There are no signs that social inflation’s negative impact on industry profitability will be slowing any time soon and, unfortunately, it may only be worsening as the mechanisms that support it, such as litigation funding, continue. A report from market research firm RationalStat notes that claimant demand for litigation finance will propel growth in the global litigation funding investment market by around 9% between 2022 and 2028.
Many industry leaders are working hard to sound the alarm on social inflation and how it is impacting the overall market, but the industry as a whole must come together with a united voice and strategy. This may include supporting advocacy efforts for legal reforms to combat third-party litigation funding, or making uniform coverage changes to reduce exposure.

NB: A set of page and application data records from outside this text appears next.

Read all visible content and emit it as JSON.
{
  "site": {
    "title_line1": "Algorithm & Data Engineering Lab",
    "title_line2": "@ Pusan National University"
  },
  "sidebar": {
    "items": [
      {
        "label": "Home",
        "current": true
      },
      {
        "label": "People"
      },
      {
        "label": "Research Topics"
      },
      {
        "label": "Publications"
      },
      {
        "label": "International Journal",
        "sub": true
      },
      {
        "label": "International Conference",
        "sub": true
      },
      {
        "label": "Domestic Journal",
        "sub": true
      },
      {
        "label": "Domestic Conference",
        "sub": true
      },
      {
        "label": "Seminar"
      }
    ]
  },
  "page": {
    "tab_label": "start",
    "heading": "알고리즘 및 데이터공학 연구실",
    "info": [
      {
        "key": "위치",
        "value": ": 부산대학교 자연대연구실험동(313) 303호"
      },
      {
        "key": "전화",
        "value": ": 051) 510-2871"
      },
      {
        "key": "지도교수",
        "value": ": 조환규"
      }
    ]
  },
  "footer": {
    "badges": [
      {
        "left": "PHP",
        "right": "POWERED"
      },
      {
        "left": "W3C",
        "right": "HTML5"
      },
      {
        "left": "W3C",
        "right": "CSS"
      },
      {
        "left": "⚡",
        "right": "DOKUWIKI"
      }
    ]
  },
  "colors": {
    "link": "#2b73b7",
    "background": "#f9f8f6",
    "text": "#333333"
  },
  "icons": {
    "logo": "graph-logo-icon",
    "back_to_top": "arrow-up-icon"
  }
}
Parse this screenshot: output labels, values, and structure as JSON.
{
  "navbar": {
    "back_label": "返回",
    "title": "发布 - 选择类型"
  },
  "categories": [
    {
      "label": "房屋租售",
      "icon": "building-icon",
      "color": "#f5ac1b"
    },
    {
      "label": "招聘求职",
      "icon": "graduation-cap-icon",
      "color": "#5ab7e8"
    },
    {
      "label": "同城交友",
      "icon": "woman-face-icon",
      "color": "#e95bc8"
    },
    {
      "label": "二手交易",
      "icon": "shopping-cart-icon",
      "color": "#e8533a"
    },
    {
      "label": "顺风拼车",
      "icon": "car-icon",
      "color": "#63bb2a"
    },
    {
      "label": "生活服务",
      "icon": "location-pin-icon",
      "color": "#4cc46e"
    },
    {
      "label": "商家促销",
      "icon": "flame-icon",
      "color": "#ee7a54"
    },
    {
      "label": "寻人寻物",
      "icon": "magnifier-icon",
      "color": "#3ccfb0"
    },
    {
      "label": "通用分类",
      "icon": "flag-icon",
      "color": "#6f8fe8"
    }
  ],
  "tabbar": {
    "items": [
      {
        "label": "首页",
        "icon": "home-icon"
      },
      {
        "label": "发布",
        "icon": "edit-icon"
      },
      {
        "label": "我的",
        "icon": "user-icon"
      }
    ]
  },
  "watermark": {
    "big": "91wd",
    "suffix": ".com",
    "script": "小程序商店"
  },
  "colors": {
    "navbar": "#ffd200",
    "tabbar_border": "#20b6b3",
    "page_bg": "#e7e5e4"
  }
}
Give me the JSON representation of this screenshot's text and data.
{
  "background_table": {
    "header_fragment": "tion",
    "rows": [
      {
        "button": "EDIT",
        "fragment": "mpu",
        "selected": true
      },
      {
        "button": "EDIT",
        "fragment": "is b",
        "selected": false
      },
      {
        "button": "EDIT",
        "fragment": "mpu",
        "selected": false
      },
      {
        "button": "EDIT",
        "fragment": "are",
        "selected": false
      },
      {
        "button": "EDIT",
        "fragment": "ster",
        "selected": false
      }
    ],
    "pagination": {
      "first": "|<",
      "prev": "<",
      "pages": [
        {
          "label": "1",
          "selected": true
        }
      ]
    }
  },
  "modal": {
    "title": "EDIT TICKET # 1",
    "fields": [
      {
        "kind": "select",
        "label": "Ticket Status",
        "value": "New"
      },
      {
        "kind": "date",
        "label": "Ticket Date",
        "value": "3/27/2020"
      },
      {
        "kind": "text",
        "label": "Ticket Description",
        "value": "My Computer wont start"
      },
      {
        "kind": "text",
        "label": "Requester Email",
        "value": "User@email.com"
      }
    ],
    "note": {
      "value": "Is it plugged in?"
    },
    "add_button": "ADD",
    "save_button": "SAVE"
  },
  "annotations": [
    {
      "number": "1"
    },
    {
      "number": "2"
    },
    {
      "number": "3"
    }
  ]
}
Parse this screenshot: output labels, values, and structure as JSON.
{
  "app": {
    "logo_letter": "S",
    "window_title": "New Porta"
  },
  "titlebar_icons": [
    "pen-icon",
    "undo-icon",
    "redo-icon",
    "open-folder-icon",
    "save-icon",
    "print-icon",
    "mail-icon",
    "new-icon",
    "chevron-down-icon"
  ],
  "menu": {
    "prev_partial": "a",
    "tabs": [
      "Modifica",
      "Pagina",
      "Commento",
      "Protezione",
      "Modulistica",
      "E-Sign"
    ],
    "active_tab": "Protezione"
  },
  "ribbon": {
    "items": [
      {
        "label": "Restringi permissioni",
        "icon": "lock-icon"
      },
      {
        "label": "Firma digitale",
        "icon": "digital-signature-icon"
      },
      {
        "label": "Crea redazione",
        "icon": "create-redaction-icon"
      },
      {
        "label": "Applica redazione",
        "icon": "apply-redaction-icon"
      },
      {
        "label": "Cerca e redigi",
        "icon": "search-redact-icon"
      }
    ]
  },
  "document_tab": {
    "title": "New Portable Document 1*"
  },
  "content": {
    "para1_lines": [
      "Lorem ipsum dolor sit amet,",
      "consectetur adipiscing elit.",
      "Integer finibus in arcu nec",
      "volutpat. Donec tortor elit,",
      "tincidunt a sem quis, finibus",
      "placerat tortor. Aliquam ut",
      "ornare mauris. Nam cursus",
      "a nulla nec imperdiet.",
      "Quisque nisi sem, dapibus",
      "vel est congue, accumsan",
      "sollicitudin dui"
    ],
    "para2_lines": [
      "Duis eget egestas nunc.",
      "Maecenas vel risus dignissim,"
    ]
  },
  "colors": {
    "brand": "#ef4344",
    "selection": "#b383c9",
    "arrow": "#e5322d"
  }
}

Agents also should be open with their insurance providers and broker partners about what they need to be successful and efficiently service their clients. For example, some professional clients, such as architects and engineers or accountants, may have more risk management opportunities, while miscellaneous professional classes don’t have any.
Insurance providers need to hear from agents about what is lacking so the industry can offer better resources to mitigate risk overall.
Ultimately, social inflation is an industrywide issue that will not be solved by one particular segment or company. By getting on the same page and effectively communicating with all stakeholders, we can hopefully begin to reduce social inflation’s potential for long-term harm.
Tom Rea is executive vice president of Berkley Service Professionals, a Berkley Company. He has nearly 25 years of experience in the industry, predominantly in specialty professional liability insurance, and has created several successful miscellaneous professional liability products and teams from the ground up. He is based in Glastonbury, Connecticut, and can be reached at email@example.com.